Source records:
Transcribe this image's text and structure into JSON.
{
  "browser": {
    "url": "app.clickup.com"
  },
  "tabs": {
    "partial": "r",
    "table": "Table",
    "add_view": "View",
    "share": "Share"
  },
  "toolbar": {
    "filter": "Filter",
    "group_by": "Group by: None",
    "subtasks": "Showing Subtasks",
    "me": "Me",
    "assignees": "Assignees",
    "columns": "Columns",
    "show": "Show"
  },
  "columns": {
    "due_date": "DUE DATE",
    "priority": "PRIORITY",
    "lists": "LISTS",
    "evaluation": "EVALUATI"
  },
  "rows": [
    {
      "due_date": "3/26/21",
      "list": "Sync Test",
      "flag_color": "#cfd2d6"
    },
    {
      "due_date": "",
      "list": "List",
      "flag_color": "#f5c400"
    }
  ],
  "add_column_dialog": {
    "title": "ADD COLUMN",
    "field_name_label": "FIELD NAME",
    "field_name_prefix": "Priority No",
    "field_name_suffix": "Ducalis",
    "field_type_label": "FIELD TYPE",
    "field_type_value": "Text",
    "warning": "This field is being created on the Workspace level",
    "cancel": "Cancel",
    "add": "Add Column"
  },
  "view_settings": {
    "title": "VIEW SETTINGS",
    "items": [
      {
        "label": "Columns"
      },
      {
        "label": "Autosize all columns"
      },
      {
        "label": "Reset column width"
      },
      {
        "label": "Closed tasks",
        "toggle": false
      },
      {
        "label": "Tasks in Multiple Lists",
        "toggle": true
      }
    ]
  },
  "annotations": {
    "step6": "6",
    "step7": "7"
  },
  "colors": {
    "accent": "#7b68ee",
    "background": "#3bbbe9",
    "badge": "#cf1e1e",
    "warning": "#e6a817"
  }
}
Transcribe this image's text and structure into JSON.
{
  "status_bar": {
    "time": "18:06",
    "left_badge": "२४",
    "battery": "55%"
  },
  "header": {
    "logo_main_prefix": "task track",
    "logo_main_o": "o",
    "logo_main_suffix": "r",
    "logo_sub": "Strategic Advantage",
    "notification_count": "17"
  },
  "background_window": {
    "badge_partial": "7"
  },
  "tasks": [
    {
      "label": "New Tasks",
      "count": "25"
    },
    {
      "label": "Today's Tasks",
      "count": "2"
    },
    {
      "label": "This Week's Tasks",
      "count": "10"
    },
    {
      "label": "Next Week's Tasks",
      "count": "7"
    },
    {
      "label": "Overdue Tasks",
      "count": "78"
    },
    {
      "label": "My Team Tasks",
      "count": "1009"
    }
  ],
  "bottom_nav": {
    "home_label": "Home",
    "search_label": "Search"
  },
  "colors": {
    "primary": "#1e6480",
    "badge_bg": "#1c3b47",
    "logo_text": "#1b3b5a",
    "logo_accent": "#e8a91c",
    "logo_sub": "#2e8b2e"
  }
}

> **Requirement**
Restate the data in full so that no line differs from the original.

> **Written answer**
Transcribe this image's text and structure into JSON.
{
  "browser": {
    "url": "app.clickup.com"
  },
  "tabs": {
    "partial": "r",
    "table": "Table",
    "add_view": "View",
    "share": "Share"
  },
  "toolbar": {
    "filter": "Filter",
    "group_by": "Group by: None",
    "subtasks": "Showing Subtasks",
    "me": "Me",
    "assignees": "Assignees",
    "columns": "Columns",
    "show": "Show"
  },
  "columns": {
    "due_date": "DUE DATE",
    "priority": "PRIORITY",
    "lists": "LISTS",
    "evaluation": "EVALUATI"
  },
  "rows": [
    {
      "due_date": "3/26/21",
      "list": "Sync Test",
      "flag_color": "#cfd2d6"
    },
    {
      "due_date": "",
      "list": "List",
      "flag_color": "#f5c400"
    }
  ],
  "add_column_dialog": {
    "title": "ADD COLUMN",
    "field_name_label": "FIELD NAME",
    "field_name_prefix": "Priority No",
    "field_name_suffix": "Ducalis",
    "field_type_label": "FIELD TYPE",
    "field_type_value": "Text",
    "warning": "This field is being created on the Workspace level",
    "cancel": "Cancel",
    "add": "Add Column"
  },
  "view_settings": {
    "title": "VIEW SETTINGS",
    "items": [
      {
        "label": "Columns"
      },
      {
        "label": "Autosize all columns"
      },
      {
        "label": "Reset column width"
      },
      {
        "label": "Closed tasks",
        "toggle": false
      },
      {
        "label": "Tasks in Multiple Lists",
        "toggle": true
      }
    ]
  },
  "annotations": {
    "step6": "6",
    "step7": "7"
  },
  "colors": {
    "accent": "#7b68ee",
    "background": "#3bbbe9",
    "badge": "#cf1e1e",
    "warning": "#e6a817"
  }
}
Transcribe this image's text and structure into JSON.
{
  "status_bar": {
    "time": "18:06",
    "left_badge": "२४",
    "battery": "55%"
  },
  "header": {
    "logo_main_prefix": "task track",
    "logo_main_o": "o",
    "logo_main_suffix": "r",
    "logo_sub": "Strategic Advantage",
    "notification_count": "17"
  },
  "background_window": {
    "badge_partial": "7"
  },
  "tasks": [
    {
      "label": "New Tasks",
      "count": "25"
    },
    {
      "label": "Today's Tasks",
      "count": "2"
    },
    {
      "label": "This Week's Tasks",
      "count": "10"
    },
    {
      "label": "Next Week's Tasks",
      "count": "7"
    },
    {
      "label": "Overdue Tasks",
      "count": "78"
    },
    {
      "label": "My Team Tasks",
      "count": "1009"
    }
  ],
  "bottom_nav": {
    "home_label": "Home",
    "search_label": "Search"
  },
  "colors": {
    "primary": "#1e6480",
    "badge_bg": "#1c3b47",
    "logo_text": "#1b3b5a",
    "logo_accent": "#e8a91c",
    "logo_sub": "#2e8b2e"
  }
}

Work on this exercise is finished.